These lifestyle trends have caused youth obesity rates to nearly triple over the past 30 years. In 2013, this consisted of 28% of Canadian children ages 5–19 that were classified as overweight or obese.
The Pan-Canadian Public Health Network first decided to prioritize the issue of childhood obesity in September 2010 by creating the framework Curbing Childhood Obesity: An overview of the Federal, Provincial and Territorial Framework for Action to Promote Healthy Weights. In this project, federal, provincial and territorial Ministers of Health agreed to focus on three goals: increasing the predominance of nutritious food choices, addressing obesity at an early age, and creating better spaces for children that favour physical activity and healthy eating. This has allowed the action plan Towards a Healthier Canada to be created.

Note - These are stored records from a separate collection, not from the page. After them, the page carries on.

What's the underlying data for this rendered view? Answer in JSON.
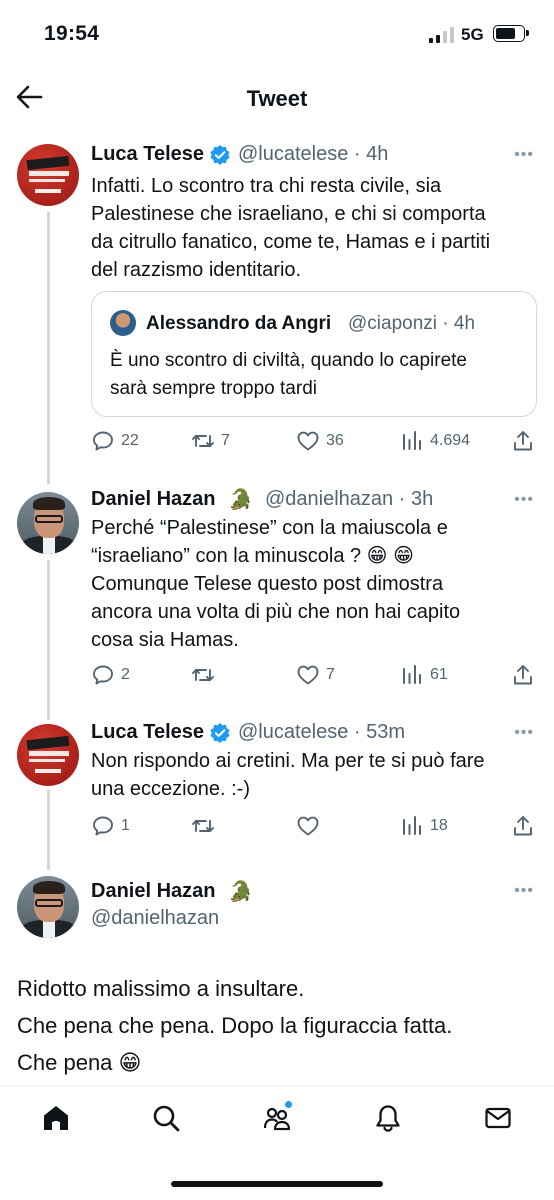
{
  "status_bar": {
    "time": "19:54",
    "network": "5G"
  },
  "header": {
    "title": "Tweet"
  },
  "tweets": [
    {
      "name": "Luca Telese",
      "handle_time": "@lucatelese · 4h",
      "text": "Infatti. Lo scontro tra chi resta civile, sia\nPalestinese che israeliano, e chi si comporta\nda citrullo fanatico, come te, Hamas e i partiti\ndel razzismo identitario.",
      "quote": {
        "name": "Alessandro da Angri",
        "handle_time": "@ciaponzi · 4h",
        "text": "È uno scontro di civiltà, quando lo capirete\nsarà sempre troppo tardi"
      },
      "replies": "22",
      "retweets": "7",
      "likes": "36",
      "views": "4.694"
    },
    {
      "name": "Daniel Hazan",
      "emoji": "🐊",
      "handle_time": "@danielhazan · 3h",
      "text": "Perché “Palestinese” con la maiuscola e\n“israeliano” con la minuscola ? 😁 😁\nComunque Telese questo post dimostra\nancora una volta di più che non hai capito\ncosa sia Hamas.",
      "replies": "2",
      "retweets": "",
      "likes": "7",
      "views": "61"
    },
    {
      "name": "Luca Telese",
      "handle_time": "@lucatelese · 53m",
      "text": "Non rispondo ai cretini. Ma per te si può fare\nuna eccezione. :-)",
      "replies": "1",
      "retweets": "",
      "likes": "",
      "views": "18"
    }
  ],
  "main_tweet": {
    "name": "Daniel Hazan",
    "emoji": "🐊",
    "handle": "@danielhazan",
    "text": "Ridotto malissimo a insultare.\nChe pena che pena. Dopo la figuraccia fatta.\nChe pena 😁"
  },
  "avatar_book_text": "LUCA TELESE",
  "more_glyph": "•••",
  "colors": {
    "accent": "#1d9bf0",
    "muted": "#536471",
    "line": "#cfd9de"
  }
}
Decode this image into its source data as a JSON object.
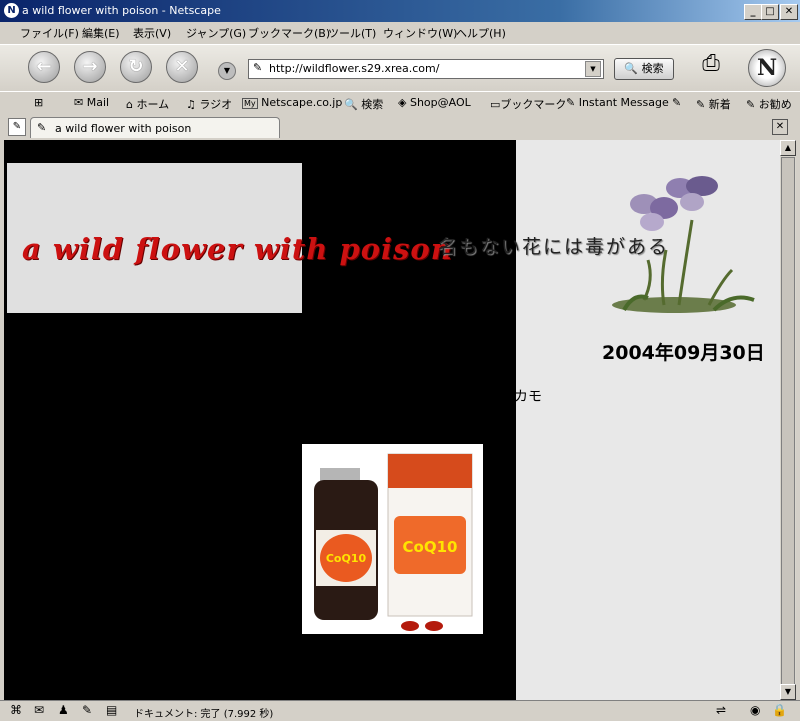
{
  "window": {
    "title": "a wild flower with poison - Netscape"
  },
  "menu": [
    "ファイル(F)",
    "編集(E)",
    "表示(V)",
    "ジャンプ(G)",
    "ブックマーク(B)",
    "ツール(T)",
    "ウィンドウ(W)",
    "ヘルプ(H)"
  ],
  "nav": {
    "url": "http://wildflower.s29.xrea.com/",
    "search_label": "検索"
  },
  "personal_toolbar": [
    "Mail",
    "ホーム",
    "ラジオ",
    "Netscape.co.jp",
    "検索",
    "Shop@AOL",
    "ブックマーク",
    "Instant Message",
    "新着",
    "お勧め"
  ],
  "tab": {
    "label": "a wild flower with poison"
  },
  "page": {
    "banner_title": "a wild flower with poison",
    "tagline": "名もない花には毒がある",
    "date": "2004年09月30日",
    "fragment_text": "カモ",
    "product_label": "CoQ10"
  },
  "status": {
    "text": "ドキュメント: 完了 (7.992 秒)"
  },
  "colors": {
    "banner_red": "#cc1111",
    "page_bg": "#000000",
    "sidebar_bg": "#e8e8e8"
  }
}
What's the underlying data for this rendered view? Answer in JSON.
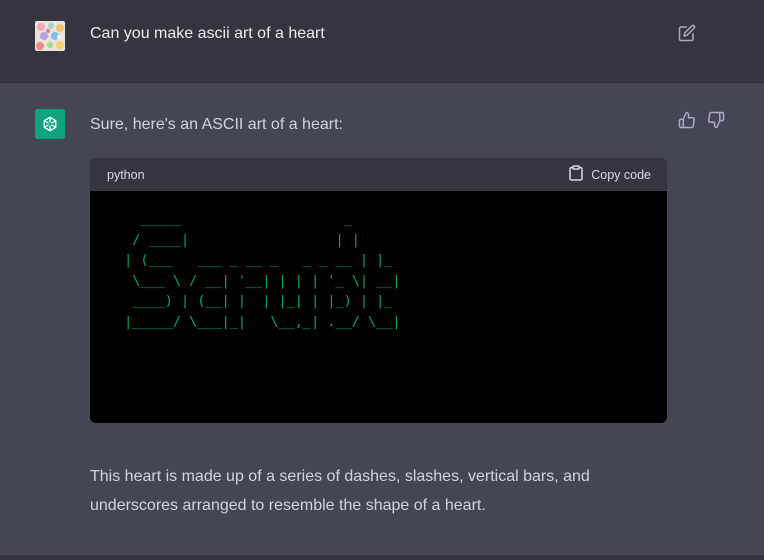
{
  "user_message": {
    "text": "Can you make ascii art of a heart",
    "avatar_icon": "user-avatar-icon",
    "edit_icon": "edit-icon"
  },
  "assistant_message": {
    "intro": "Sure, here's an ASCII art of a heart:",
    "avatar_icon": "openai-logo-icon",
    "avatar_color": "#10a37f",
    "feedback": {
      "thumbs_up_icon": "thumbs-up-icon",
      "thumbs_down_icon": "thumbs-down-icon"
    },
    "code_block": {
      "language": "python",
      "copy_label": "Copy code",
      "copy_icon": "clipboard-icon",
      "code_color": "#00a67d",
      "lines": [
        "   _____                    _",
        "  / ____|                  | |",
        " | (___   ___ _ __ _   _ _ __ | |_",
        "  \\___ \\ / __| '__| | | | '_ \\| __|",
        "  ____) | (__| |  | |_| | |_) | |_",
        " |_____/ \\___|_|   \\__,_| .__/ \\__|"
      ]
    },
    "explanation": "This heart is made up of a series of dashes, slashes, vertical bars, and underscores arranged to resemble the shape of a heart."
  }
}
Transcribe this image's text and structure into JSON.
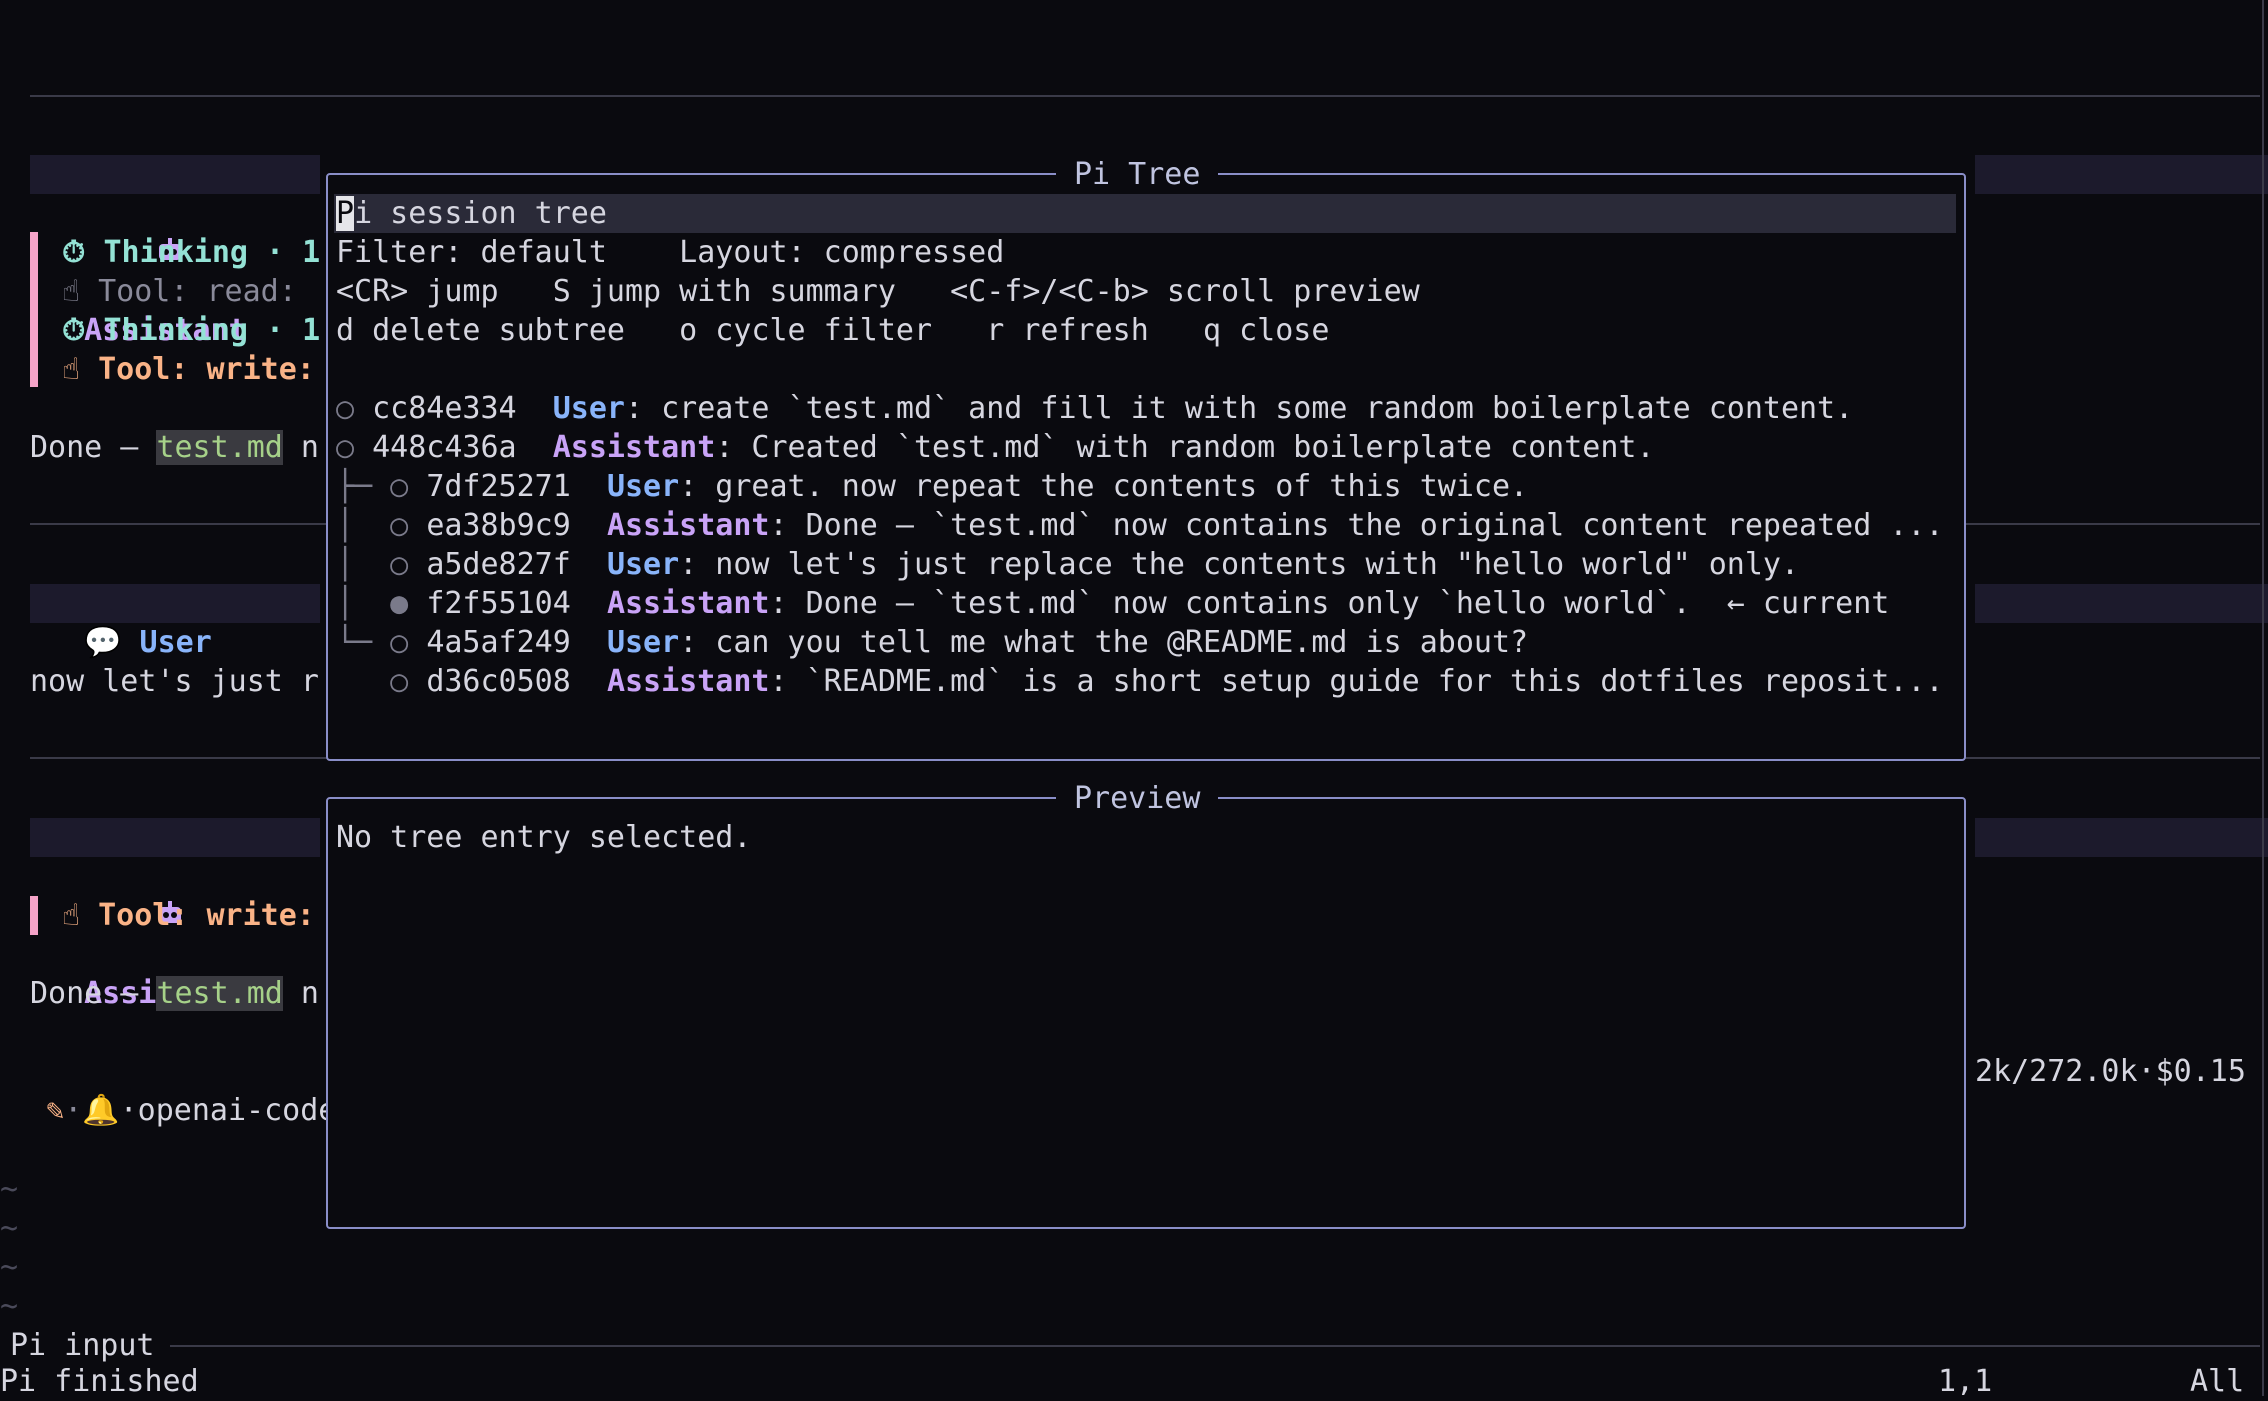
{
  "background": {
    "block1": {
      "header": "Assistant",
      "thinking1": "Thinking · 1",
      "tool_read": "Tool: read:",
      "thinking2": "Thinking · 1",
      "tool_write": "Tool: write:",
      "done_prefix": "Done — ",
      "done_file": "test.md",
      "done_suffix": " n"
    },
    "block2": {
      "header": "User",
      "text": "now let's just r"
    },
    "block3": {
      "header": "Assistant",
      "tool_write": "Tool: write:",
      "done_prefix": "Done — ",
      "done_file": "test.md",
      "done_suffix": " n"
    },
    "statusline": {
      "left": "·openai-code",
      "right": "2k/272.0k·$0.15"
    },
    "input_label": "Pi input",
    "status_left": "Pi finished",
    "status_pos": "1,1",
    "status_all": "All"
  },
  "tree_panel": {
    "title": "Pi Tree",
    "header_line_cursor": "P",
    "header_line_rest": "i session tree",
    "filter_line": "Filter: default    Layout: compressed",
    "help1": "<CR> jump   S jump with summary   <C-f>/<C-b> scroll preview",
    "help2": "d delete subtree   o cycle filter   r refresh   q close",
    "entries": [
      {
        "prefix": "○ ",
        "id": "cc84e334",
        "role": "User",
        "text": ": create `test.md` and fill it with some random boilerplate content."
      },
      {
        "prefix": "○ ",
        "id": "448c436a",
        "role": "Assistant",
        "text": ": Created `test.md` with random boilerplate content."
      },
      {
        "prefix": "├─ ○ ",
        "id": "7df25271",
        "role": "User",
        "text": ": great. now repeat the contents of this twice."
      },
      {
        "prefix": "│  ○ ",
        "id": "ea38b9c9",
        "role": "Assistant",
        "text": ": Done — `test.md` now contains the original content repeated ..."
      },
      {
        "prefix": "│  ○ ",
        "id": "a5de827f",
        "role": "User",
        "text": ": now let's just replace the contents with \"hello world\" only."
      },
      {
        "prefix": "│  ● ",
        "id": "f2f55104",
        "role": "Assistant",
        "text": ": Done — `test.md` now contains only `hello world`.  ← current"
      },
      {
        "prefix": "└─ ○ ",
        "id": "4a5af249",
        "role": "User",
        "text": ": can you tell me what the @README.md is about?"
      },
      {
        "prefix": "   ○ ",
        "id": "d36c0508",
        "role": "Assistant",
        "text": ": `README.md` is a short setup guide for this dotfiles reposit..."
      }
    ]
  },
  "preview_panel": {
    "title": "Preview",
    "text": "No tree entry selected."
  },
  "colors": {
    "accent_border": "#8a8ec8",
    "assistant": "#c9a3f7",
    "user": "#89b4fa",
    "thinking": "#94e2d5",
    "tool_write": "#fab387",
    "bar": "#f5a3c8"
  }
}
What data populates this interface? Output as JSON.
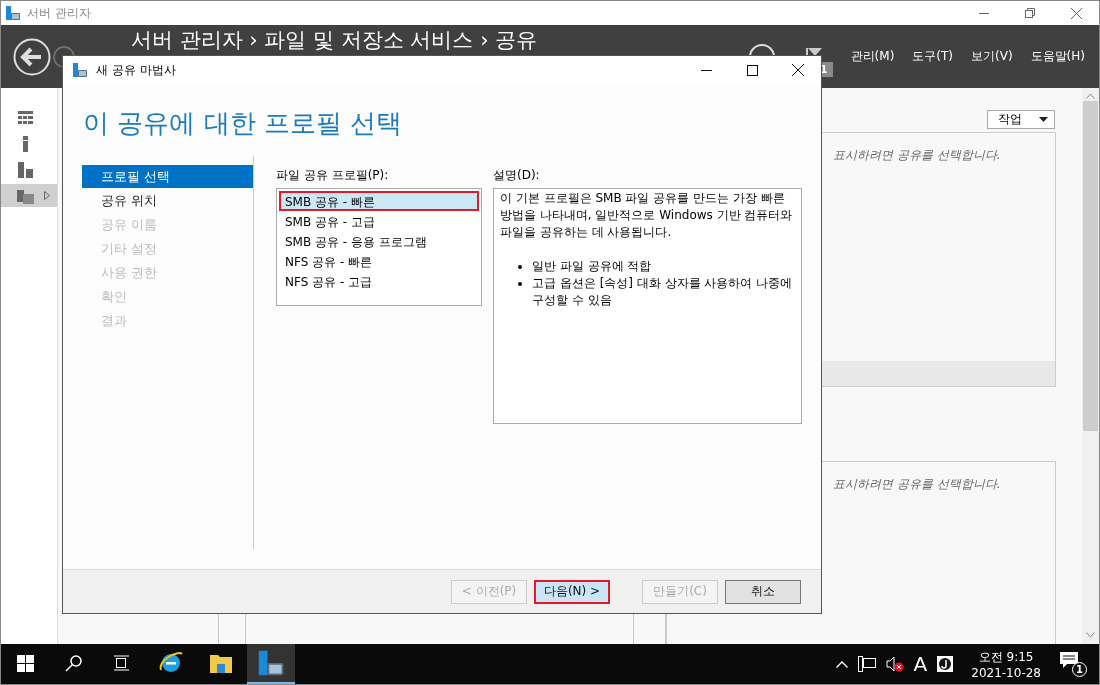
{
  "app_window": {
    "title": "서버 관리자"
  },
  "header": {
    "breadcrumb": "서버 관리자 › 파일 및 저장소 서비스 › 공유",
    "notification_count": "1",
    "menu": [
      "관리(M)",
      "도구(T)",
      "보기(V)",
      "도움말(H)"
    ]
  },
  "side_nav": [
    {
      "selected": false
    },
    {
      "selected": false
    },
    {
      "selected": false
    },
    {
      "selected": true
    }
  ],
  "background": {
    "tasks_button": "작업",
    "panels": [
      {
        "message": "표시하려면 공유를 선택합니다."
      },
      {
        "message": "표시하려면 공유를 선택합니다."
      }
    ]
  },
  "dialog": {
    "title": "새 공유 마법사",
    "heading": "이 공유에 대한 프로필 선택",
    "steps": [
      {
        "label": "프로필 선택",
        "selected": true,
        "disabled": false
      },
      {
        "label": "공유 위치",
        "selected": false,
        "disabled": false
      },
      {
        "label": "공유 이름",
        "selected": false,
        "disabled": true
      },
      {
        "label": "기타 설정",
        "selected": false,
        "disabled": true
      },
      {
        "label": "사용 권한",
        "selected": false,
        "disabled": true
      },
      {
        "label": "확인",
        "selected": false,
        "disabled": true
      },
      {
        "label": "결과",
        "selected": false,
        "disabled": true
      }
    ],
    "profile_list": {
      "label": "파일 공유 프로필(P):",
      "items": [
        {
          "label": "SMB 공유 - 빠른",
          "selected": true,
          "annotated": true
        },
        {
          "label": "SMB 공유 - 고급",
          "selected": false,
          "annotated": false
        },
        {
          "label": "SMB 공유 - 응용 프로그램",
          "selected": false,
          "annotated": false
        },
        {
          "label": "NFS 공유 - 빠른",
          "selected": false,
          "annotated": false
        },
        {
          "label": "NFS 공유 - 고급",
          "selected": false,
          "annotated": false
        }
      ]
    },
    "description": {
      "label": "설명(D):",
      "text": "이 기본 프로필은 SMB 파일 공유를 만드는 가장 빠른 방법을 나타내며, 일반적으로 Windows 기반 컴퓨터와 파일을 공유하는 데 사용됩니다.",
      "bullets": [
        "일반 파일 공유에 적합",
        "고급 옵션은 [속성] 대화 상자를 사용하여 나중에 구성할 수 있음"
      ]
    },
    "buttons": [
      {
        "label": "< 이전(P)",
        "disabled": true,
        "default": false,
        "annotated": false
      },
      {
        "label": "다음(N) >",
        "disabled": false,
        "default": true,
        "annotated": true
      },
      {
        "label": "만들기(C)",
        "disabled": true,
        "default": false,
        "annotated": false
      },
      {
        "label": "취소",
        "disabled": false,
        "default": false,
        "annotated": false
      }
    ]
  },
  "taskbar": {
    "apps": [
      {
        "kind": "browser",
        "selected": false
      },
      {
        "kind": "folder",
        "selected": false
      },
      {
        "kind": "server",
        "selected": true
      }
    ],
    "ime": "A",
    "clock": {
      "time": "오전 9:15",
      "date": "2021-10-28"
    },
    "notification_count": "1"
  }
}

Since the inception of Towards a Healthier Canada, many initiatives have been launched to meet the three goals, and they vary from province to province. They are projects made in the name of a framework or jurisdictional approach/governmental department that are either targeted at schools, at a community, or in partnership with other organizations or companies.
The Canadian Association for Health, Physical Education, Recreation and Dance (CAHPERD) has recommended that Canadian schools and school boards take action through specific academic initiatives to ensuring that their physical education curriculum is effective at encouraging and instilling healthy exercise habits in young Canadians. CAHPERD has suggested that schools focus on checking the quality (adequate facilities, budget and research-verified techniques) and quantity (minimum 30 minutes a day) of a school's physical education courses as well as the professional qualifications of the educators. The consultants should check that classes meet the needs of all students irrespective of race, sex, gender, and ability level. The courses should also encourage participation and skill development, with a healthy balance of competitive and noncompetitive activities. Moreover, it is of utmost importance that physical activity and physical education be encouraged by the teacher: they should never be used to punish a student (such as what is seen through the common practice of making children run if they misbehave). Outside of class hours, CAHPERD recommends that schools provide opportunities for intramural activities and involve parents in the fitness initiative.
Nearly 10 million children and adolescents in the United States ages 6–19 are considered overweight because the lack of physical education in schools. Children aged 6–11 have also more than doubled in rate of obesity over the last twenty years.